By the time you get to be 96 years old, it’s fair to say that you know a thing or two. For Faculty of Forestry alumnus Gerry Burch (BASc ’48), the list of things he knows is extensive: a brief conversation can touch on the history of forestry in British Columbia, the growth of the Faculty, and the importance of philanthropy.
Get him going, and this highly respected “forester’s forester” will entertain a listener with anecdotes, like the time he watched the harvesting of a second growth stand that he had planted 50 years previously, or what it was like back in the day when the role of forester was underappreciated.

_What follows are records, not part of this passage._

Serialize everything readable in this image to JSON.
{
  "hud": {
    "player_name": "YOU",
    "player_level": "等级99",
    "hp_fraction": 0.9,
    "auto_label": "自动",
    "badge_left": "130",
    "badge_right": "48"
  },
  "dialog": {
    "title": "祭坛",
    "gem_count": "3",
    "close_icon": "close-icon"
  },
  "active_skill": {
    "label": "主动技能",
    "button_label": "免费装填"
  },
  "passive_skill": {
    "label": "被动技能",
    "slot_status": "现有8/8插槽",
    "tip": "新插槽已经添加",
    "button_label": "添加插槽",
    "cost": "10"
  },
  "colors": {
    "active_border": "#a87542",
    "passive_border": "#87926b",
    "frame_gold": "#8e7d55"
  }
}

“After I graduated from UBC and had my first job interview with the vice president of a major company, I learned that there were no jobs for a forester, only for a cruiser or forest engineer,” he says. Gerry took the job as a timber cruiser, and gradually worked his way up the ladder at BC Forest Products, culminating in the position of vice president.

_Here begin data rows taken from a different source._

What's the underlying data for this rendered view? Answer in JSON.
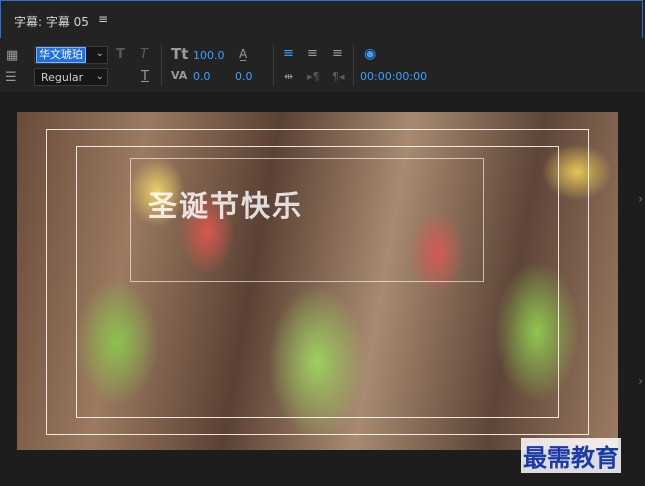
{
  "panel": {
    "title": "字幕: 字幕 05",
    "menu_icon": "hamburger-icon"
  },
  "toolbar": {
    "font_family": "华文琥珀",
    "font_style": "Regular",
    "font_size": "100.0",
    "kerning": "0.0",
    "tracking": "0.0",
    "timecode": "00:00:00:00"
  },
  "caption": {
    "text": "圣诞节快乐"
  },
  "watermark": {
    "text": "最需教育"
  }
}
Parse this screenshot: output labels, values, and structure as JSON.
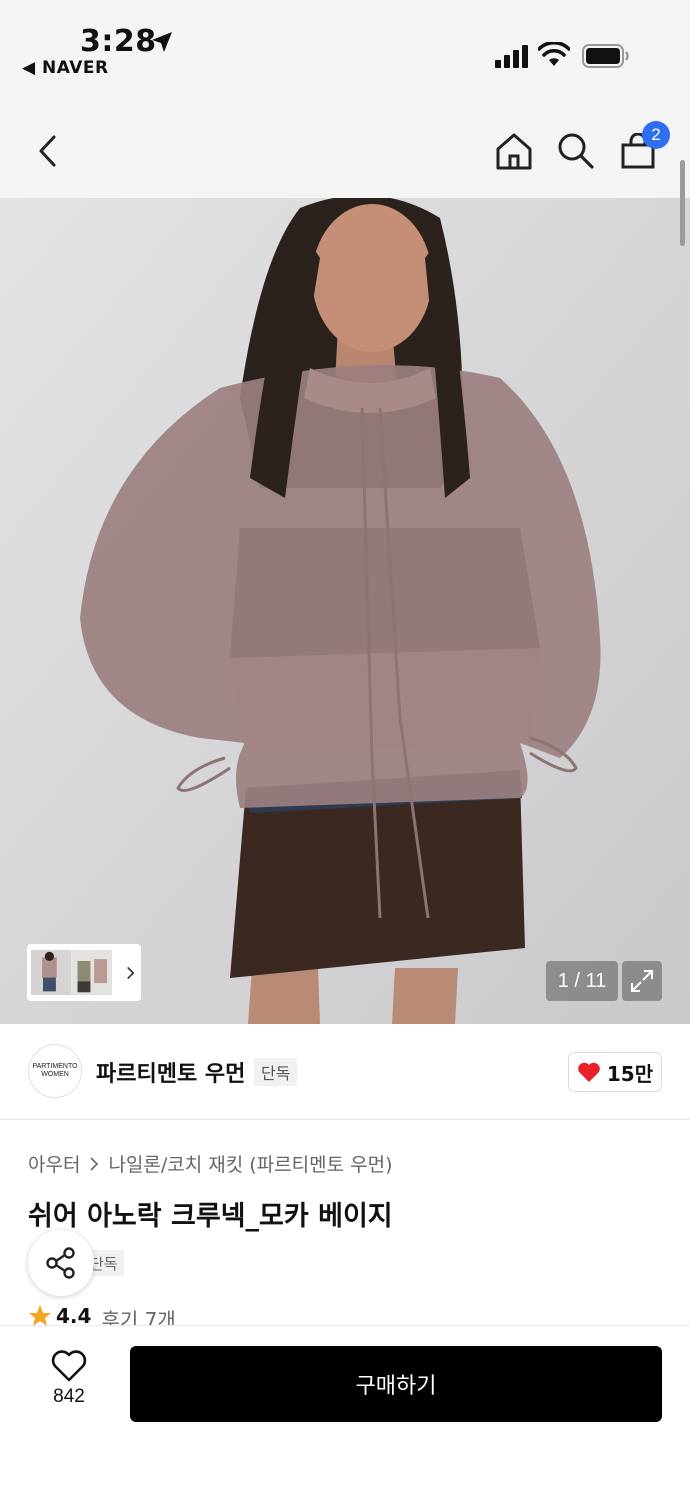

Another thing Gerry knows about is charitable giving. He’s done a lot of it, and plans to do even more once he passes from this world. By leaving a bequest to the Faculty in his will, Gerry is blending a current gift with a future one to create a long-term impact.

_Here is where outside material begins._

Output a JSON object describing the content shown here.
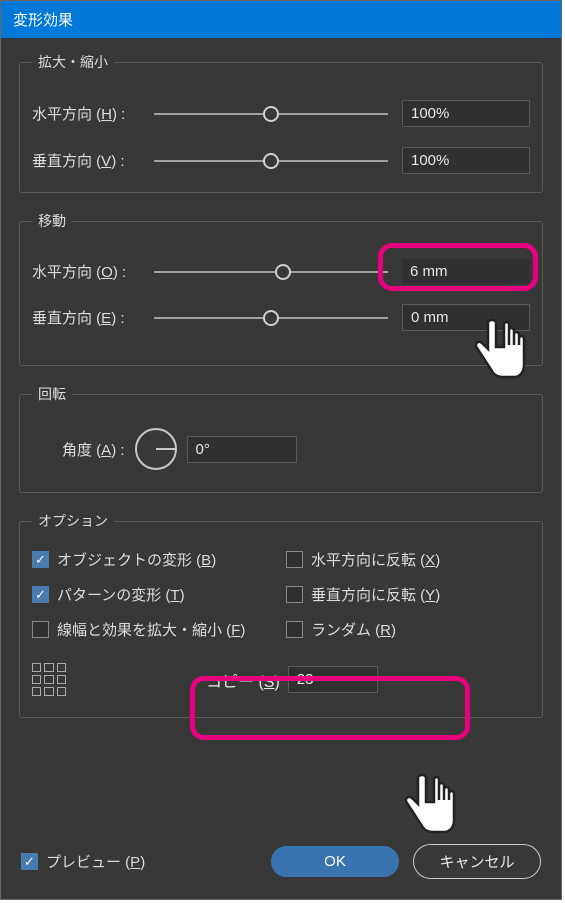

Currently, Gerry supports the Gerry Burch Scholarship in Forestry, for undergraduate students entering second or third year in the BSF program. Since it was established in 2009, this scholarship has boosted confidence and relieved financial stress for 10 students.
His will includes a gift to continue this scholarship. “By putting a bequest to the Faculty in my will, I can still take care of my own needs and leave something to my family. They come first, of course,” he says. “I like knowing I can still have an impact on students after I’m gone.”
I like knowing I can still have an impact on students after I’m gone.
In 1994, Gerry helped found the Faculty Alumni Fundraising Committee and acted as the vice-chair. He was also co-chair of the fundraising campaign that built the Forest Sciences Centre. “We had a three-person organizing committee, and we encouraged forestry companies to donate funds for specific rooms in the Centre,” he says. “My wife and I donated a lab, because you can’t ask people to give if you aren’t giving yourself.”
Unlike many people, Gerry is not following a family tradition of giving; he’s making one. “My family didn’t have much when I was growing up,” he says. “I guess I just got into the habit of making donations,and I’m still doing it!
Gerry also encourages his fellow alumni who are retired or semi-retired to consider establishing a student scholarship or bursary. “It doesn’t take much money to set up, but it means a lot for students,” he says. “I receive thank you letters from students that are amazing and heartwarming.”